*** MATERIAL PROVIDED ***

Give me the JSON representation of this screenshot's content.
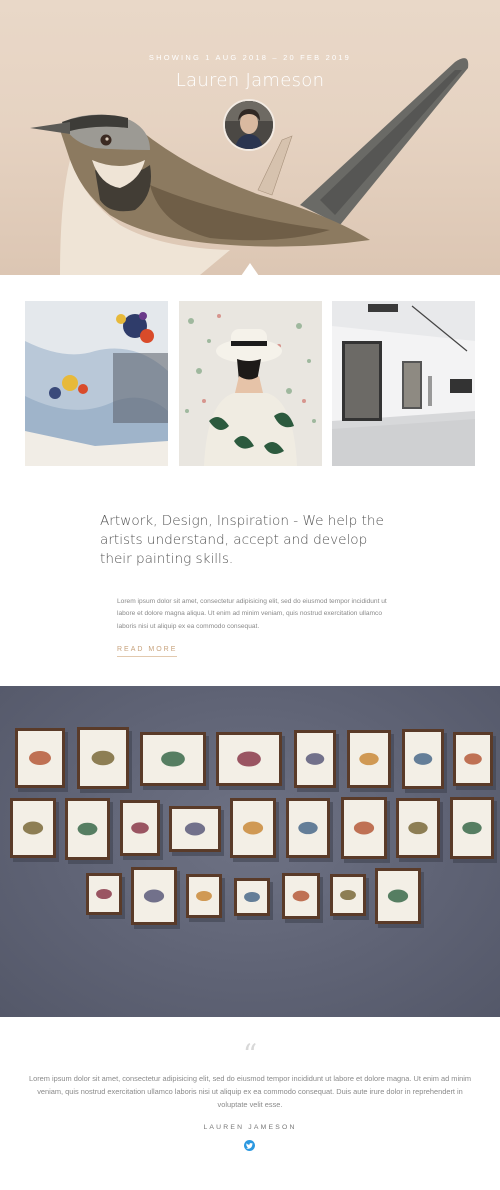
{
  "hero": {
    "showing": "SHOWING 1 AUG 2018 – 20 FEB 2019",
    "name": "Lauren Jameson"
  },
  "gallery": [
    {
      "name": "paint-palette-image"
    },
    {
      "name": "woman-in-hat-image"
    },
    {
      "name": "gallery-room-image"
    }
  ],
  "intro": {
    "headline": "Artwork, Design, Inspiration - We help the artists understand, accept and develop their painting skills.",
    "body": "Lorem ipsum dolor sit amet, consectetur adipisicing elit, sed do eiusmod tempor incididunt ut labore et dolore magna aliqua. Ut enim ad minim veniam, quis nostrud exercitation ullamco laboris nisi ut aliquip ex ea commodo consequat.",
    "read_more": "READ MORE"
  },
  "testimonial": {
    "quote": "Lorem ipsum dolor sit amet, consectetur adipisicing elit, sed do eiusmod tempor incididunt ut labore et dolore magna. Ut enim ad minim veniam, quis nostrud exercitation ullamco laboris nisi ut aliquip ex ea commodo consequat. Duis aute irure dolor in reprehendert in voluptate velit esse.",
    "author": "LAUREN JAMESON",
    "social_icon": "twitter-icon"
  },
  "colors": {
    "accent": "#c7a27c",
    "twitter": "#2b98e0",
    "wall": "#5f6375"
  }
}
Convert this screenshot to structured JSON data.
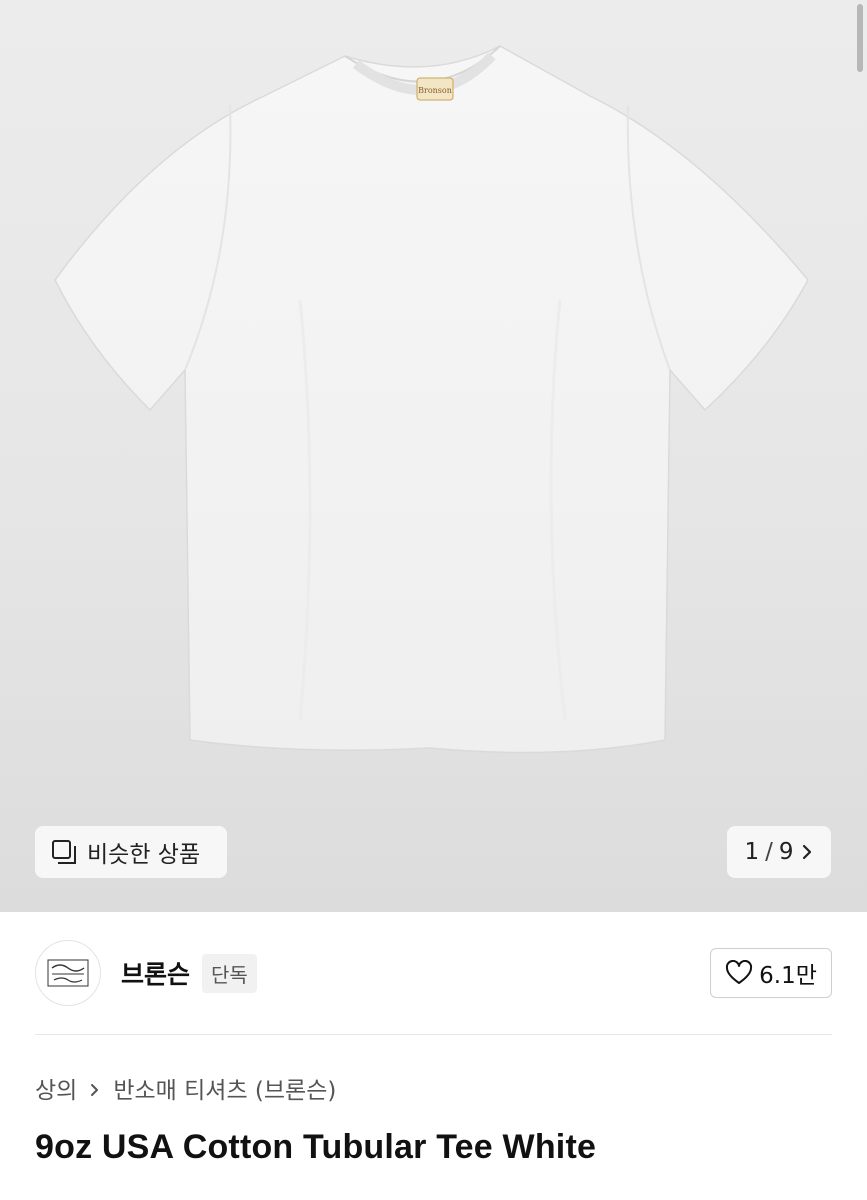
{
  "gallery": {
    "similar_label": "비슷한 상품",
    "current": "1",
    "separator": "/",
    "total": "9",
    "icons": {
      "similar": "copy-icon",
      "next": "chevron-right-icon"
    }
  },
  "brand": {
    "name": "브론슨",
    "badge": "단독",
    "logo_icon": "brand-logo-icon",
    "likes": "6.1만",
    "like_icon": "heart-icon"
  },
  "breadcrumb": {
    "items": [
      "상의",
      "반소매 티셔츠 (브론슨)"
    ]
  },
  "product": {
    "title": "9oz USA Cotton Tubular Tee White"
  }
}
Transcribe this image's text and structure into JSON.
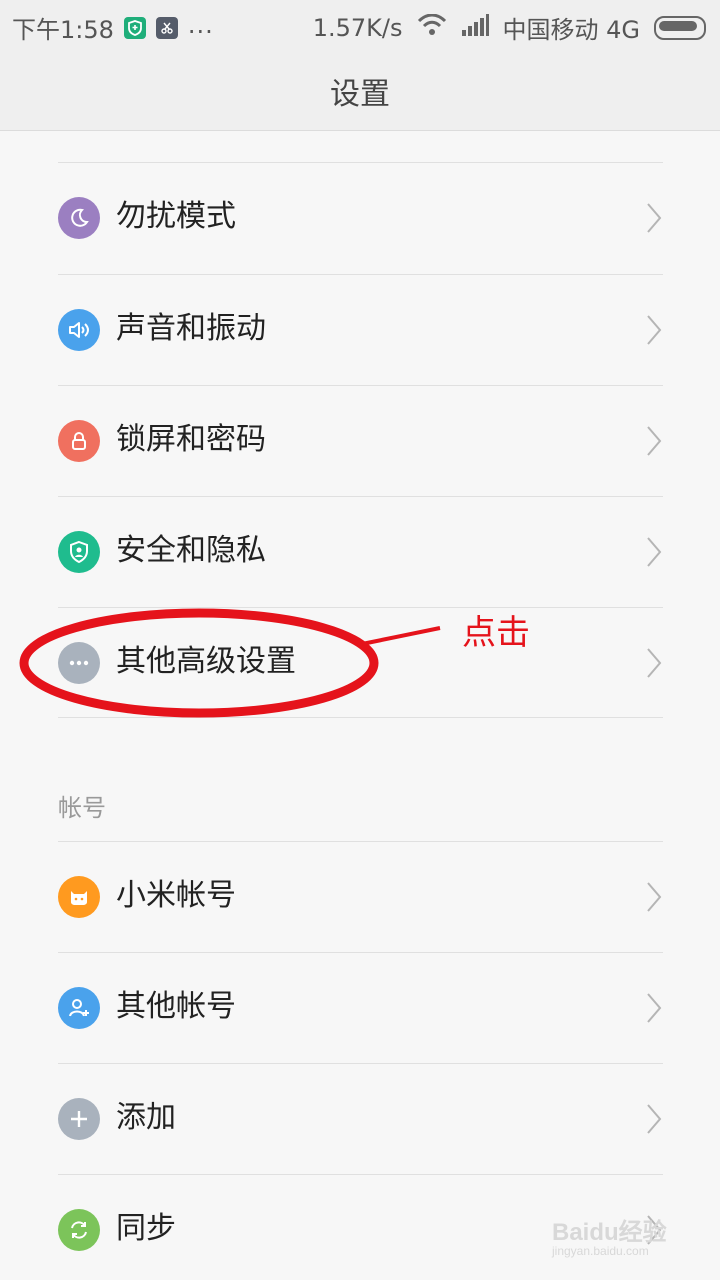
{
  "status_bar": {
    "time": "下午1:58",
    "dots": "...",
    "speed": "1.57K/s",
    "carrier": "中国移动 4G",
    "icons": [
      "shield-app-icon",
      "scissors-app-icon",
      "wifi-icon",
      "signal-icon",
      "battery-icon"
    ]
  },
  "header": {
    "title": "设置"
  },
  "settings": [
    {
      "label": "勿扰模式",
      "icon": "moon-icon",
      "color": "#9b7fc1"
    },
    {
      "label": "声音和振动",
      "icon": "speaker-icon",
      "color": "#4aa2ec"
    },
    {
      "label": "锁屏和密码",
      "icon": "lock-icon",
      "color": "#f0705f"
    },
    {
      "label": "安全和隐私",
      "icon": "shield-icon",
      "color": "#1fbc8e"
    },
    {
      "label": "其他高级设置",
      "icon": "more-icon",
      "color": "#a9b2bd"
    }
  ],
  "accounts_section": {
    "header": "帐号",
    "items": [
      {
        "label": "小米帐号",
        "icon": "mi-icon",
        "color": "#ff9a1f"
      },
      {
        "label": "其他帐号",
        "icon": "person-add-icon",
        "color": "#4aa2ec"
      },
      {
        "label": "添加",
        "icon": "plus-icon",
        "color": "#a9b2bd"
      },
      {
        "label": "同步",
        "icon": "sync-icon",
        "color": "#7cc45a"
      }
    ]
  },
  "annotation": {
    "text": "点击",
    "color": "#e5131b"
  },
  "watermark": {
    "brand": "Baidu",
    "suffix": "经验",
    "url": "jingyan.baidu.com"
  }
}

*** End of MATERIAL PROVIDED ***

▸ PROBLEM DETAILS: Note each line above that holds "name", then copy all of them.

▸ RESULT:
    "name": "Lauren Jameson"
      "name": "paint-palette-image"
      "name": "woman-in-hat-image"
      "name": "gallery-room-image"
    "name": "브론슨",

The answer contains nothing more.